The output residuals of this first transformation routine will tell you the affects that GNSS data have on total station measurements. If the weights in StarNet were correct these residuals will be super small... like a back sight check on adjusted control (0.015’ ish.) because your TS data on a closed traverse should have more weight in the adjustment.

next you would take the “TS Adjusted Data Set” and run the coordinate transformation on the “GNSS Data Set.” (I’ve never tried but it would be best to not let it apply any rotation to this transformation...since you don’t want it to rotate the GNSS) The output residuals of this least squares comparison is in my opinion what you are after.

this method will basically be using “all” the data to take any positional or rotational “play” out of your “known” values of the total station traverse so you can then see the comparison to the raw GNSS derived positions.

you’re using all of your data to create a set of “known” values that you can then back compare to the raw GNSS data.

if you want I can screen share with you some time this coming week and show you this in StarNet & Carlson.

probably a couple of ways out there to basically do the same thing but the reporting that Carlson gives is pretty good.

probably a couple of ways out there to basically do the same thing but the reporting that Carlson gives is pretty good.

This sounds like it would definitely be the way to go for comparing my data. I would be very interested in having you show me how this would work in StarNet and Carlson. Thank you for the detailed post!

Off the cuff here…I’m a skeptic…GPS is NOT for woods…but check this out…Couldn't help but share this: I have been working with a Javad Triumph-LS and ...

rplstoday.com

here’s a thread I posted when I first got my LS... it’s similar to what you are trying to report. You can get a glimpse of the Carlson reporting and transformation screenshots in there.

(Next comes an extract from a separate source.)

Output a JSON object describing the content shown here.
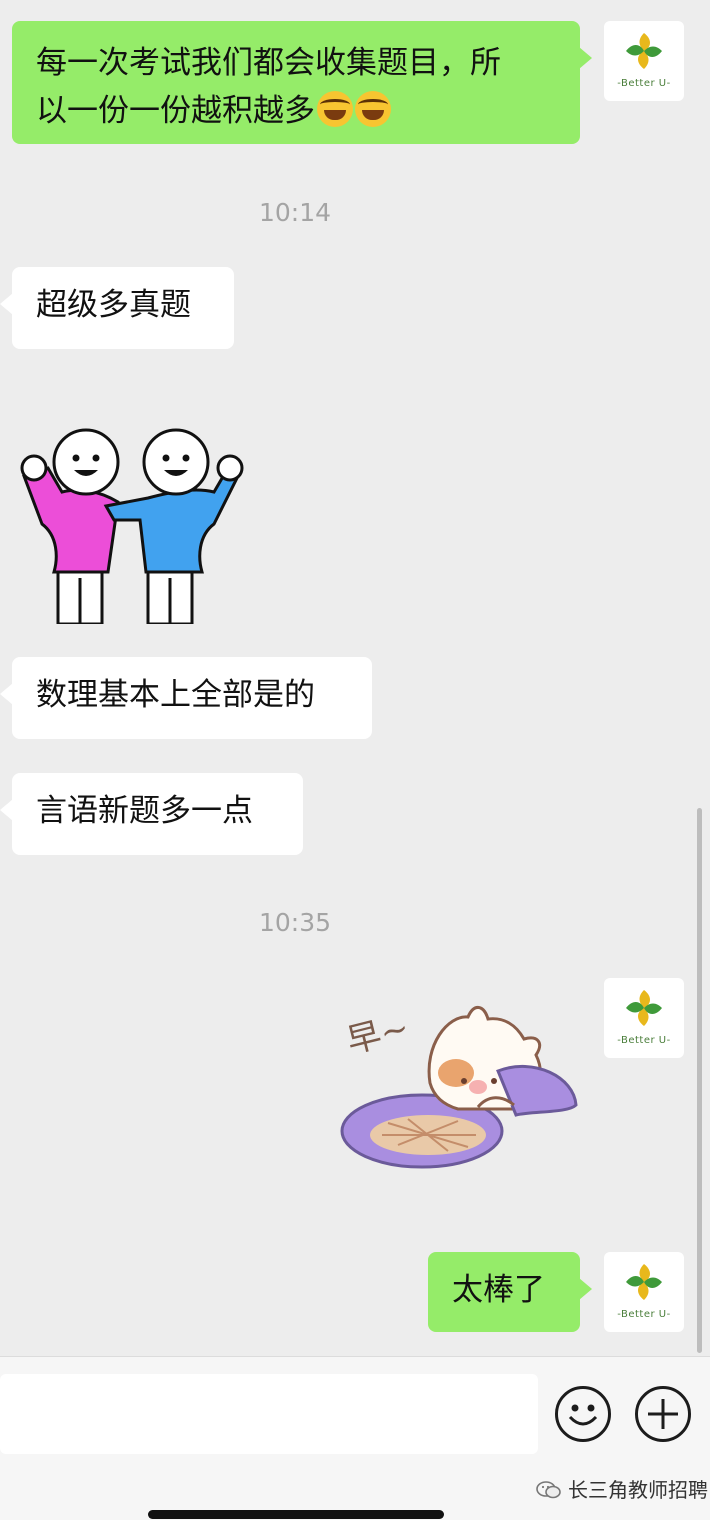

Yes it would. The localization feature is basically a geometry comparison tool. Import the ts points and pair them up with the GNSS points and you will see the residuals. You can also see the parameters after hitting save or customize.Perhaps I should be trying to compare the two in the LS as well? I wonder if the localization tool would be able to provide a good comparison of the two.

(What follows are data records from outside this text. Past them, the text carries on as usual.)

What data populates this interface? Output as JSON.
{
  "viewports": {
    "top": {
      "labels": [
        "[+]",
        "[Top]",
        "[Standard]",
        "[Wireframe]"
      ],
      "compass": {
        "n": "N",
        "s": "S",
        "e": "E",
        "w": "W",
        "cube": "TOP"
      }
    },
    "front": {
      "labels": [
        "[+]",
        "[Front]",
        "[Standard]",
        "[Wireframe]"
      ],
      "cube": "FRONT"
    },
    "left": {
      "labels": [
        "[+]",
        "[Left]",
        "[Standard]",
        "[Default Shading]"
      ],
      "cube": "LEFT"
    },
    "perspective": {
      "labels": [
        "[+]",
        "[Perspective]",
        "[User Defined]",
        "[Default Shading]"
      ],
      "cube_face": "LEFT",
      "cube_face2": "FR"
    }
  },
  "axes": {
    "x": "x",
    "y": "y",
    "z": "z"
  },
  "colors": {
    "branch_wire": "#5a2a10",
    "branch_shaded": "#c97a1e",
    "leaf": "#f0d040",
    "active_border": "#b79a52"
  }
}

I will be trying this out tomorrow!Yes it would. The localization feature is basically a geometry comparison tool. Import the ts points and pair them up with the GNSS points and you will see the residuals. You can also see the parameters after hitting save or customize.